Banish the word passionate from your bio. Being passionate should be a given. If you aren’t passionate about what you are doing then why bother doing it at all? Being passionate about what you are doing is a pre-resiquent to your overall success. However, being passionate is never enough. Being passionate about helping others to be successful, to achieve more, to do more or be more will only get you so far. It’s the same as having a goal but not bothering to put a plan together to achieve it.
If you have to tell someone you’re passionate about something then it’s obvious you’re not. Passionate people get into the game – they don’t sit on the sidelines and watch the world go by. Unless you are willing to take the next step you’re no different then a monday morning quarterback. You talk a good talk but you fall short on doing the walk. It’s time to stop talking about it and time to start doing something about it.
Copyright (c) 2014. Brian Smith – Reformed Control Freak. Are you – or someone you know – looking for a speaker who can inform and entertain on a variety of soft-skills topics? Planning a lunch-n-learn or organizing a training session – give Brian a call. He will work with you one-on-one to insure your event is an overwhelming success. To find out more about Brian and what he can do for you and your organization visit http://briansmithpld.com
The key to managing your boss is to manage them in a style they like. One thing you need to know for certain is you are not going to change them. They’ve been successful managing a certain way so why would they want to do it any differently? If you want to learn how to manage your boss and live to tell about it then you must change your style to be more in tune with theirs. Everyone has a natural style of behaving. A natural way of communicating and interacting with others. Everyone likes to manage and be managed a certain way. Learn to mirror their behavior.
Different strokes for different folks. I believe we are born one of four styles of behaving. (Dominate, Interactive, Steadiness and Conscientious. The theory of DISC was developed by Dr. William Marston.) Take time to discover your bosses style and then communicate and interact with them that way.
D Style: (Dominant) They walk fast, talk fast and do everything fast. Make communication brief and to the point. Don’t muddy the water by using graphs, charts and volumes of data. Respect their need for autonomy. Be prepared for blunt, demanding approaches. They lack empathy and are uncomfortable with social interaction so they see no need for idle chit-chat.
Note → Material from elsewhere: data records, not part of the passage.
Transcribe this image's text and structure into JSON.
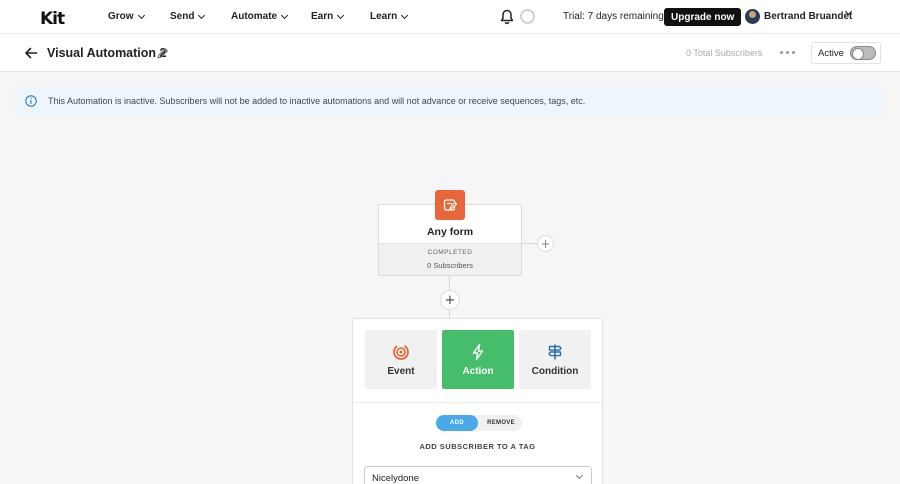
{
  "nav": {
    "logo": "Kit",
    "items": [
      {
        "label": "Grow"
      },
      {
        "label": "Send"
      },
      {
        "label": "Automate"
      },
      {
        "label": "Earn"
      },
      {
        "label": "Learn"
      }
    ],
    "trial_text": "Trial: 7 days remaining",
    "upgrade_label": "Upgrade now",
    "user_name": "Bertrand Bruandet"
  },
  "header": {
    "title": "Visual Automation 2",
    "total_subscribers": "0 Total Subscribers",
    "active_label": "Active",
    "active_on": false
  },
  "banner": {
    "text": "This Automation is inactive. Subscribers will not be added to inactive automations and will not advance or receive sequences, tags, etc."
  },
  "trigger_node": {
    "title": "Any form",
    "status": "COMPLETED",
    "count": "0 Subscribers",
    "icon": "form-icon",
    "icon_color": "#e8663a"
  },
  "step_panel": {
    "options": [
      {
        "label": "Event",
        "icon": "event-icon",
        "color": "#e8663a"
      },
      {
        "label": "Action",
        "icon": "lightning-icon",
        "selected": true,
        "color": "#45bd6a"
      },
      {
        "label": "Condition",
        "icon": "signpost-icon",
        "color": "#2f6fa8"
      }
    ],
    "segment": {
      "add": "ADD",
      "remove": "REMOVE"
    },
    "field_label": "ADD SUBSCRIBER TO A TAG",
    "select_value": "Nicelydone"
  }
}
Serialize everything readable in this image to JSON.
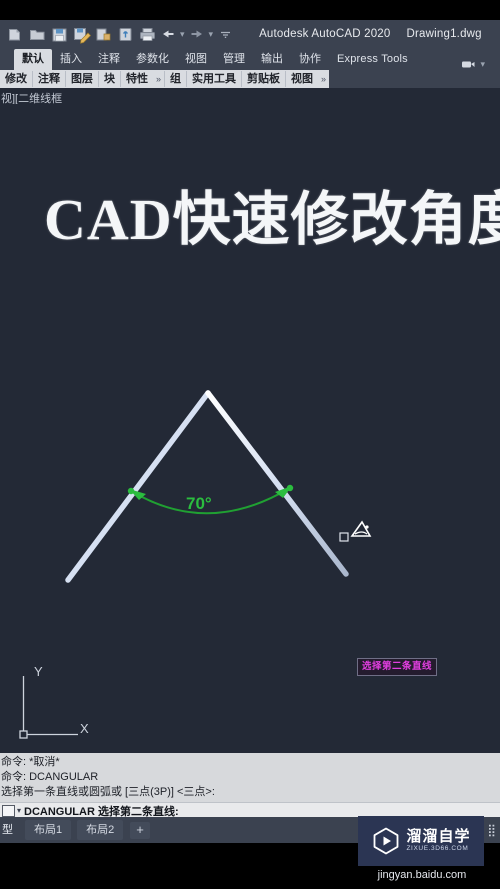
{
  "window": {
    "app_title": "Autodesk AutoCAD 2020",
    "document_name": "Drawing1.dwg"
  },
  "quick_access": {
    "icons": [
      {
        "name": "new-file-icon",
        "label": "新建"
      },
      {
        "name": "open-folder-icon",
        "label": "打开"
      },
      {
        "name": "save-icon",
        "label": "保存"
      },
      {
        "name": "save-as-icon",
        "label": "另存为"
      },
      {
        "name": "plot-preview-icon",
        "label": "打印预览"
      },
      {
        "name": "export-icon",
        "label": "输出"
      },
      {
        "name": "print-icon",
        "label": "打印"
      }
    ],
    "undo_label": "撤销",
    "redo_label": "重做",
    "customize_label": "自定义快速访问工具栏"
  },
  "ribbon": {
    "tabs": [
      {
        "label": "默认",
        "active": true
      },
      {
        "label": "插入",
        "active": false
      },
      {
        "label": "注释",
        "active": false
      },
      {
        "label": "参数化",
        "active": false
      },
      {
        "label": "视图",
        "active": false
      },
      {
        "label": "管理",
        "active": false
      },
      {
        "label": "输出",
        "active": false
      },
      {
        "label": "协作",
        "active": false
      },
      {
        "label": "Express Tools",
        "active": false
      }
    ],
    "panels": [
      {
        "label": "修改",
        "chevron": false
      },
      {
        "label": "注释",
        "chevron": false
      },
      {
        "label": "图层",
        "chevron": false
      },
      {
        "label": "块",
        "chevron": false
      },
      {
        "label": "特性",
        "chevron": true
      },
      {
        "label": "组",
        "chevron": false
      },
      {
        "label": "实用工具",
        "chevron": false
      },
      {
        "label": "剪贴板",
        "chevron": false
      },
      {
        "label": "视图",
        "chevron": true
      }
    ],
    "chevron_glyph": "»"
  },
  "viewport": {
    "label": "视][二维线框"
  },
  "canvas": {
    "title_text": "CAD快速修改角度",
    "dimension_value": "70°",
    "dimension_color": "#2bbd3f",
    "line_color": "#e8edf7",
    "background_color": "#232936",
    "tooltip_text": "选择第二条直线",
    "tooltip_color": "#e23fe0",
    "ucs": {
      "x_label": "X",
      "y_label": "Y"
    }
  },
  "command_line": {
    "history": [
      "命令: *取消*",
      "命令: DCANGULAR",
      "选择第一条直线或圆弧或 [三点(3P)] <三点>:"
    ],
    "prompt": "DCANGULAR 选择第二条直线:"
  },
  "status_bar": {
    "tabs": [
      {
        "label": "型",
        "name": "model-tab"
      },
      {
        "label": "布局1",
        "name": "layout1-tab"
      },
      {
        "label": "布局2",
        "name": "layout2-tab"
      }
    ],
    "add_label": "+",
    "icons": [
      {
        "name": "grid-icon",
        "glyph": "▦"
      },
      {
        "name": "more-options-icon",
        "glyph": "⣿"
      }
    ]
  },
  "watermark": {
    "brand_cn": "溜溜自学",
    "brand_en": "ZIXUE.3D66.COM",
    "source": "jingyan.baidu.com"
  }
}
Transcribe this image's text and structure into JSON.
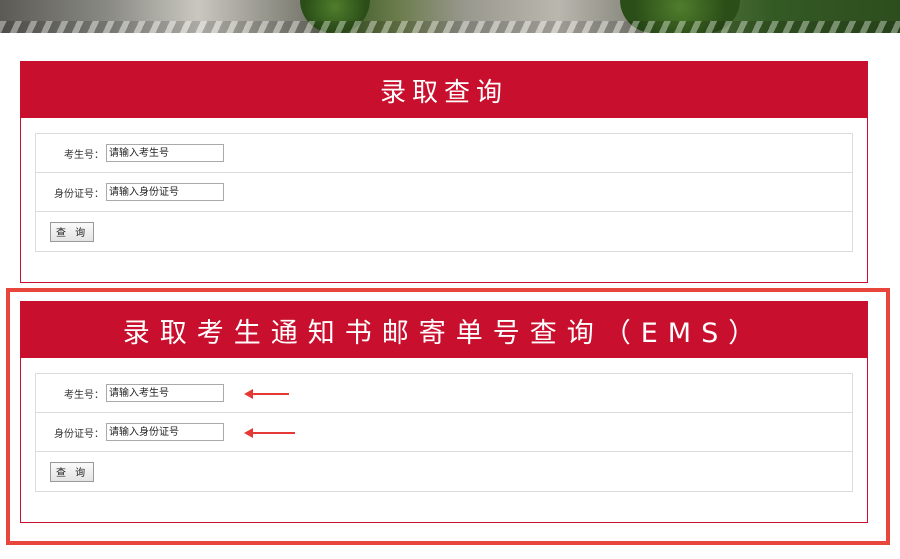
{
  "panel1": {
    "title": "录取查询",
    "exam_label": "考生号：",
    "exam_placeholder": "请输入考生号",
    "id_label": "身份证号：",
    "id_placeholder": "请输入身份证号",
    "submit": "查 询"
  },
  "panel2": {
    "title": "录取考生通知书邮寄单号查询（EMS）",
    "exam_label": "考生号：",
    "exam_placeholder": "请输入考生号",
    "id_label": "身份证号：",
    "id_placeholder": "请输入身份证号",
    "submit": "查 询"
  },
  "colors": {
    "brand_red": "#c8102e",
    "highlight_red": "#e8453c"
  }
}
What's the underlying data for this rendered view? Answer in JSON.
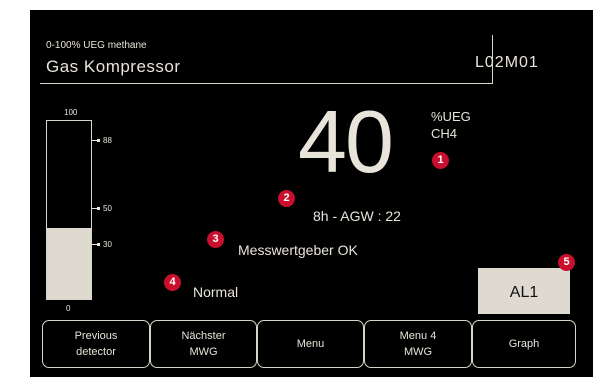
{
  "header": {
    "subtitle": "0-100% UEG methane",
    "title": "Gas Kompressor",
    "detector_id": "L02M01"
  },
  "bargraph": {
    "max_label": "100",
    "min_label": "0",
    "level_fraction": 0.4,
    "ticks": [
      {
        "label": "88",
        "value": 88
      },
      {
        "label": "50",
        "value": 50
      },
      {
        "label": "30",
        "value": 30
      }
    ]
  },
  "reading": {
    "value": "40",
    "unit_line1": "%UEG",
    "unit_line2": "CH4"
  },
  "agw": "8h - AGW : 22",
  "status": {
    "transmitter": "Messwertgeber OK",
    "state": "Normal"
  },
  "alarm": {
    "label": "AL1"
  },
  "markers": [
    "1",
    "2",
    "3",
    "4",
    "5"
  ],
  "softkeys": [
    "Previous\ndetector",
    "Nächster\nMWG",
    "Menu",
    "Menu 4\nMWG",
    "Graph"
  ],
  "colors": {
    "screen_bg": "#000000",
    "foreground": "#e8e4da",
    "marker": "#c8102e",
    "alarm_bg": "#dedad0"
  }
}
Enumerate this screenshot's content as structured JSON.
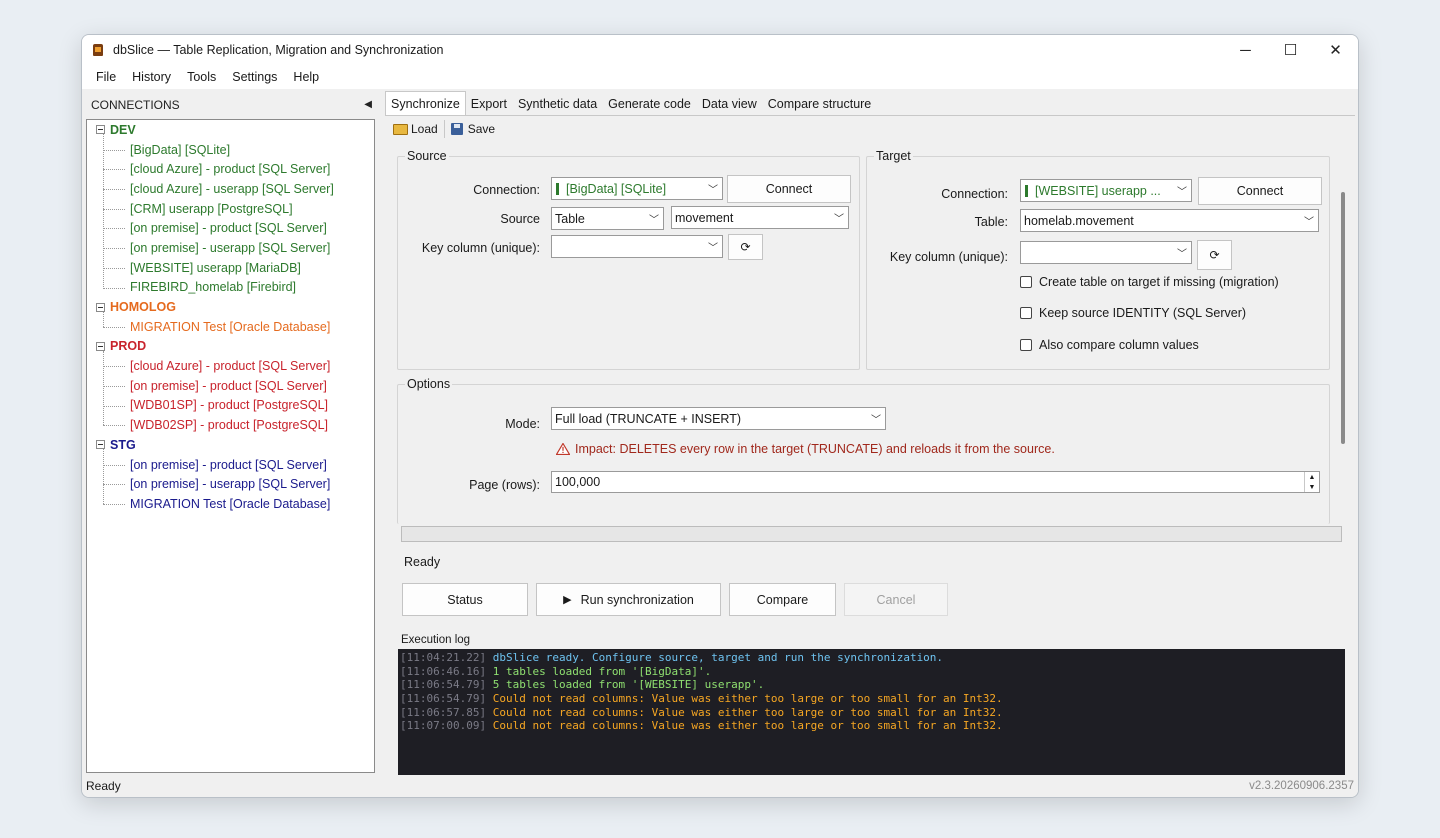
{
  "window": {
    "title": "dbSlice — Table Replication, Migration and Synchronization"
  },
  "menu": [
    "File",
    "History",
    "Tools",
    "Settings",
    "Help"
  ],
  "sidebar": {
    "header": "CONNECTIONS",
    "collapse_glyph": "◀",
    "groups": [
      {
        "name": "DEV",
        "color": "#2d7a2d",
        "items": [
          "[BigData]  [SQLite]",
          "[cloud Azure] - product  [SQL Server]",
          "[cloud Azure] - userapp  [SQL Server]",
          "[CRM] userapp  [PostgreSQL]",
          "[on premise] - product  [SQL Server]",
          "[on premise] - userapp  [SQL Server]",
          "[WEBSITE] userapp  [MariaDB]",
          "FIREBIRD_homelab  [Firebird]"
        ]
      },
      {
        "name": "HOMOLOG",
        "color": "#e56a1e",
        "items": [
          "MIGRATION Test  [Oracle Database]"
        ]
      },
      {
        "name": "PROD",
        "color": "#c8232c",
        "items": [
          "[cloud Azure] - product  [SQL Server]",
          "[on premise] - product  [SQL Server]",
          "[WDB01SP] - product  [PostgreSQL]",
          "[WDB02SP] - product  [PostgreSQL]"
        ]
      },
      {
        "name": "STG",
        "color": "#1a1a8c",
        "items": [
          "[on premise] - product  [SQL Server]",
          "[on premise] - userapp  [SQL Server]",
          "MIGRATION Test  [Oracle Database]"
        ]
      }
    ]
  },
  "tabs": [
    "Synchronize",
    "Export",
    "Synthetic data",
    "Generate code",
    "Data view",
    "Compare structure"
  ],
  "toolbar": {
    "load": "Load",
    "save": "Save"
  },
  "source": {
    "legend": "Source",
    "connection_label": "Connection:",
    "connection_value": "[BigData]  [SQLite]",
    "connect_button": "Connect",
    "source_label": "Source",
    "source_type": "Table",
    "source_object": "movement",
    "key_label": "Key column (unique):",
    "key_value": "",
    "refresh_glyph": "⟳"
  },
  "target": {
    "legend": "Target",
    "connection_label": "Connection:",
    "connection_value": "[WEBSITE] userapp   ...",
    "connect_button": "Connect",
    "table_label": "Table:",
    "table_value": "homelab.movement",
    "key_label": "Key column (unique):",
    "key_value": "",
    "refresh_glyph": "⟳",
    "checkboxes": [
      {
        "label": "Create table on target if missing (migration)",
        "checked": false
      },
      {
        "label": "Keep source IDENTITY (SQL Server)",
        "checked": false
      },
      {
        "label": "Also compare column values",
        "checked": false
      }
    ]
  },
  "options": {
    "legend": "Options",
    "mode_label": "Mode:",
    "mode_value": "Full load (TRUNCATE + INSERT)",
    "impact_text": "Impact: DELETES every row in the target (TRUNCATE) and reloads it from the source.",
    "page_label": "Page (rows):",
    "page_value": "100,000"
  },
  "progress": {
    "value": 0
  },
  "status_text": "Ready",
  "actions": {
    "status": "Status",
    "run": "Run synchronization",
    "run_glyph": "▶",
    "compare": "Compare",
    "cancel": "Cancel"
  },
  "log": {
    "title": "Execution log",
    "lines": [
      {
        "time": "[11:04:21.22]",
        "text": "dbSlice ready. Configure source, target and run the synchronization.",
        "color": "#6ec3f0"
      },
      {
        "time": "[11:06:46.16]",
        "text": "1 tables loaded from '[BigData]'.",
        "color": "#8fe070"
      },
      {
        "time": "[11:06:54.79]",
        "text": "5 tables loaded from '[WEBSITE] userapp'.",
        "color": "#8fe070"
      },
      {
        "time": "[11:06:54.79]",
        "text": "Could not read columns: Value was either too large or too small for an Int32.",
        "color": "#f5a623"
      },
      {
        "time": "[11:06:57.85]",
        "text": "Could not read columns: Value was either too large or too small for an Int32.",
        "color": "#f5a623"
      },
      {
        "time": "[11:07:00.09]",
        "text": "Could not read columns: Value was either too large or too small for an Int32.",
        "color": "#f5a623"
      }
    ]
  },
  "statusbar": {
    "left": "Ready",
    "version": "v2.3.20260906.2357"
  }
}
I Style: (Interactive / Interpersonal) Don’t be in a hurry. They prefer a relaxed and social environment. Let them verbalize their thoughts and feelings. They are great communicators so be prepared for someone who will attempt to persuade and influence others. Provide them with the information they’ll need to make the right decisions. They like being the center of attention.
S Style: (Steadiness) Be logical and systematic in your approach. They have a natural resistance to change. They prefer to know how things will be done ahead of time – preferably in writing. They have a difficult time identifying priorities and meeting deadlines. Teach them how to say no nicely because they usually say yes to everything. They are the ultimate team player never wanting to let anyone down.
C Style: (Conscientious) They value high standards – they strive to be perfect. Be prepared – know what you know. They have very little patience for vague generalizations. Chances are they will double-check your work so let them know what you don’t know but assure them that you’ll go and find out. Don’t make stuff up. They are all about detail. They love pie charts and graphs.
Copyright (c) 2014. Brian Smith – Reformed Control Freak. Looking for a keynote speaker or workshop facilitator? Give Brian a call. He’ll work with you to insure your event is an overwhelming success. Visit http://briansmithpld.com